Voznesensk Old Jewish Cemetery

Cemetery Information

Site address
The cemetery is located in the area of the intersection of Sobornosti Street and Osypenka Streets.
GPS coordinates
47.57623, 31.32435
Perimeter length
763 metres. The perimeter is approximate and drawn up with help of recollections of local historian and head of the Jewish community, Boris Sokolov.
Is the cemetery demolished
Type and height of existing fence
No fence
Preservation condition
Demolished and overbuilt Jewish cemetery
General site condition
On the territory of the cemetery today are located a furniture and weaving factory (addresses 79 and 87, Sobornosti Street). The territory also houses the College of the Mykolayiv National Agrarian University (1, Osypenka Street), the Seventh Day Adventist Church (10, Osypenka Street), as well as private houses on 90 to 98, Sobornosti Street, and 4 to 8 Osypenka Street.
Number of existing gravestones
No tombstones preserved
Date of oldest tombstone
Date of newest tombstone
Urgency of erecting a fence
Fence is not needed
Land ownership
Preserved construction on site
Drone surveys

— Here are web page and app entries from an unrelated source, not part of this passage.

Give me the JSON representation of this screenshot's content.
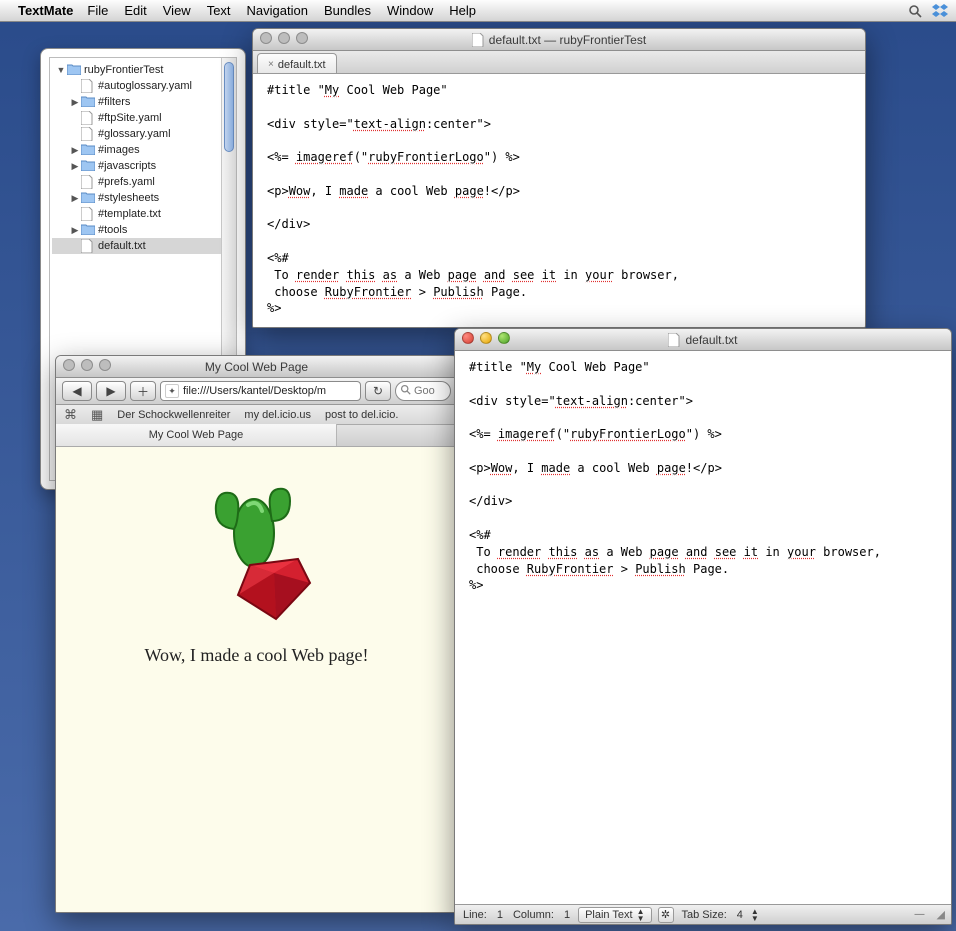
{
  "menubar": {
    "app": "TextMate",
    "items": [
      "File",
      "Edit",
      "View",
      "Text",
      "Navigation",
      "Bundles",
      "Window",
      "Help"
    ]
  },
  "drawer": {
    "root": "rubyFrontierTest",
    "items": [
      {
        "name": "#autoglossary.yaml",
        "type": "file",
        "depth": 1
      },
      {
        "name": "#filters",
        "type": "folder",
        "depth": 1
      },
      {
        "name": "#ftpSite.yaml",
        "type": "file",
        "depth": 1
      },
      {
        "name": "#glossary.yaml",
        "type": "file",
        "depth": 1
      },
      {
        "name": "#images",
        "type": "folder",
        "depth": 1
      },
      {
        "name": "#javascripts",
        "type": "folder",
        "depth": 1
      },
      {
        "name": "#prefs.yaml",
        "type": "file",
        "depth": 1
      },
      {
        "name": "#stylesheets",
        "type": "folder",
        "depth": 1
      },
      {
        "name": "#template.txt",
        "type": "file",
        "depth": 1
      },
      {
        "name": "#tools",
        "type": "folder",
        "depth": 1
      },
      {
        "name": "default.txt",
        "type": "file",
        "depth": 1,
        "selected": true
      }
    ]
  },
  "win_main": {
    "title": "default.txt — rubyFrontierTest",
    "tab": "default.txt"
  },
  "editor_code": {
    "l1a": "#title \"",
    "l1b": "My",
    "l1c": " Cool Web Page\"",
    "l2a": "<div style=\"",
    "l2b": "text-align",
    "l2c": ":center\">",
    "l3a": "<%= ",
    "l3b": "imageref",
    "l3c": "(\"",
    "l3d": "rubyFrontierLogo",
    "l3e": "\") %>",
    "l4a": "<p>",
    "l4b": "Wow",
    "l4c": ", I ",
    "l4d": "made",
    "l4e": " a cool Web ",
    "l4f": "page",
    "l4g": "!</p>",
    "l5": "</div>",
    "l6": "<%#",
    "l7a": " To ",
    "l7b": "render",
    "l7c": " ",
    "l7d": "this",
    "l7e": " ",
    "l7f": "as",
    "l7g": " a Web ",
    "l7h": "page",
    "l7i": " ",
    "l7j": "and",
    "l7k": " ",
    "l7l": "see",
    "l7m": " ",
    "l7n": "it",
    "l7o": " in ",
    "l7p": "your",
    "l7q": " browser,",
    "l8a": " choose ",
    "l8b": "RubyFrontier",
    "l8c": " > ",
    "l8d": "Publish",
    "l8e": " Page.",
    "l9": "%>"
  },
  "win_second": {
    "title": "default.txt",
    "status": {
      "line_label": "Line:",
      "line": "1",
      "col_label": "Column:",
      "col": "1",
      "lang": "Plain Text",
      "tab_label": "Tab Size:",
      "tab": "4"
    }
  },
  "safari": {
    "title": "My Cool Web Page",
    "url": "file:///Users/kantel/Desktop/m",
    "search_placeholder": "Goo",
    "bookmarks": [
      "Der Schockwellenreiter",
      "my del.icio.us",
      "post to del.icio."
    ],
    "tab": "My Cool Web Page",
    "headline": "Wow, I made a cool Web page!"
  }
}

Historical overview

According to local historian Boris Sokolov, the Jewish cemetery in Voznesens’k appeared in a second half of the 19th century. During WWII, it was destroyed and the gravestones were used by Germans for construction of the Bolgarskiy bridge over the river Mertvovod. It is possible that the Voznesens’k New Jewish cemetery developed out of a part of the town’s old Jewish cemetery.

Jews supposedly began to settle in Voznesens’k after the Russian-Turkish wars, in late 18th until the early 19th century. In 1863, 778 Jews were living in Voznesens’k. In 1863, a synagogue was operating. The Jewish population had reached 5,932 (38% of the total population) in 1897. In 1909, two government schools for boys and girls, as well as a Talmud Tora were functioning. Seven synagogues were operating in the city in 1910. In 1925, seven Jewish families from Voznesens’k founded the Jewish farming society in the region of Kherson. The Jewish population numbered 6,177 in 1920, but decreased to 2,843 in 1939. Nazi troops occupied Voznesens’k on August 6, 1941. During the period of occupation, 3,174 people from the region were executed, most of whom were Jewish. There was a Jewish population in Voznesens’k after WWII. Today, the Jewish community of the town numbers 48 people.

3D model